Ovarian cancer often escapes early detection because its symptoms aren’t obvious or easily can be attributed to other conditions. That said, potential symptoms of ovarian cancer include:

  • bloating;
  • pelvic or abdominal pain;
  • feeling full without consuming a large amount of food;
  • a need to urinate urgently or often;
  • fatigue;
  • heartburn;
  • back pain;
  • discomfort during sex;
  • nausea;
  • indigestion;
  • flatulence;
  • diarrhea;
  • shortness of breath;
  • weight gain;
  • constipation;
  • menstrual changes.

If a woman has any of these symptoms for more than two weeks, she should schedule an appointment with her health-care provider.

Risk Factors

While there are risk factors associated with ovarian cancer, the existence of one or more risk factors certainly doesn’t guarantee development of the disease. Rather, if a woman has one or more risk factors, she simply should be vigilant regarding potential symptoms.
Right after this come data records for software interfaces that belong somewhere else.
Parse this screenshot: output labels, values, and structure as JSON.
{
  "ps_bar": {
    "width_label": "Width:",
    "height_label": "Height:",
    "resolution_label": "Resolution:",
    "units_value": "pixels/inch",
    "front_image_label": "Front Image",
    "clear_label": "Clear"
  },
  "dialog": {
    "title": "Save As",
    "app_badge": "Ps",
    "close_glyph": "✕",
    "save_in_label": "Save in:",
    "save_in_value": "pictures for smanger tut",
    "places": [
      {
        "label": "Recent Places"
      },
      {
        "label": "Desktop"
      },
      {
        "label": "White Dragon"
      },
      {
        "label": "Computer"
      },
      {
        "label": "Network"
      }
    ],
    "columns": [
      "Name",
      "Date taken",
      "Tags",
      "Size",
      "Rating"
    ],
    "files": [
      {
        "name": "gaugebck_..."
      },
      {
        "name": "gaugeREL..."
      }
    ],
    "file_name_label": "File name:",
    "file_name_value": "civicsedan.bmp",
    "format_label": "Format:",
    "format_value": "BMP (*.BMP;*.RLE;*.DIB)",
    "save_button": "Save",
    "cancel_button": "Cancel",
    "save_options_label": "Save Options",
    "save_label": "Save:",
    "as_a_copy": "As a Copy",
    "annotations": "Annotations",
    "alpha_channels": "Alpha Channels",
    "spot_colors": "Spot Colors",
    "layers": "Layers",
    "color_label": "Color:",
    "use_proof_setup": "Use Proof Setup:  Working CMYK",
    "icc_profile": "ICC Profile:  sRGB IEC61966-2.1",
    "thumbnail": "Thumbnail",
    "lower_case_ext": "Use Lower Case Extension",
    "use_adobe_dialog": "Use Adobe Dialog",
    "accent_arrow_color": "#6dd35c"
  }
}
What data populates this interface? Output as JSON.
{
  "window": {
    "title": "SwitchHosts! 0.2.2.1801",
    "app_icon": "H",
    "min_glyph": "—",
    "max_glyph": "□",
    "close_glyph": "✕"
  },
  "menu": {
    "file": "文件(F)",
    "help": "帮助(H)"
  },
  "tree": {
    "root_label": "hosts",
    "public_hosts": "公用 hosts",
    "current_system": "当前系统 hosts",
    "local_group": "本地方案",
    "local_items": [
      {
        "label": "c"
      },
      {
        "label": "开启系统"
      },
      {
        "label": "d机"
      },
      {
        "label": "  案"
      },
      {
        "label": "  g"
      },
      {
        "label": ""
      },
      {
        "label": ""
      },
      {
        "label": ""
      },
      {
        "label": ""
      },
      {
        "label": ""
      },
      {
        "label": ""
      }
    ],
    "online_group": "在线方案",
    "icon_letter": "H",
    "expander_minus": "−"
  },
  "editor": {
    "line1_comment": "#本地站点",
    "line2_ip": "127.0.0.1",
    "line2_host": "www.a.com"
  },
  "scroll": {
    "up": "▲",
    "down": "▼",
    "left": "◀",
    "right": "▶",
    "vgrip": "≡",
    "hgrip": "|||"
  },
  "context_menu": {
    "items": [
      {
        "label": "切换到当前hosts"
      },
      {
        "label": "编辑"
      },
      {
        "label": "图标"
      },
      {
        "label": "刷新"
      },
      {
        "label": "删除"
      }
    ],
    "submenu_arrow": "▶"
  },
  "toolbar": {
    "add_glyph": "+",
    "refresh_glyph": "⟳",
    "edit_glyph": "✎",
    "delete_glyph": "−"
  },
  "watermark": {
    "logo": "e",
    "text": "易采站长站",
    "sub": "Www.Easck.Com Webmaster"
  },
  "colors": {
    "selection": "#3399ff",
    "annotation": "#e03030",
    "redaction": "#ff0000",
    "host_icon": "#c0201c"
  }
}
Some ovarian-cancer-risk factors are:

  • genetic predisposition;
  • family history of breast, ovarian or colon cancer;
  • infertility.

Reduce your Risks

Although there’s no proven path to prevent ovarian cancer, there are some actions that potentially can reduce a woman’s risk of developing the disease:

  • Birth control pills – Research has shown that women who’ve taken birth control pills for three or more years have between a 30% to 50% lower risk of developing ovarian cancer than women who’ve never used oral contraceptives.
  • Breast-feeding and pregnancy – Studies indicate that having one or more children – especially if the first offspring is born before the woman is 25 – coupled with breast-feeding, may decrease a woman’s risk.
  • Tubal ligation – Surgically tying the fallopian tubes to prevent pregnancy also reduces the risk of developing ovarian cancer.
  • Hysterectomy – If you’re scheduled for a hysterectomy and have a family history of ovarian or breast cancer, talk with your physician about the merits of removing both ovaries and fallopian tubes as part of the procedure.
  • Oophorectomy – This surgical procedure involves the removal of one or both of a woman’s healthy ovaries. Oophorectomy is only recommended for those at high risk for developing ovarian cancer.

Sources:

http://www.ovarian.org/

http://www.ovariancancer.org/30-days-of-teal/

http://www.ovarian.org/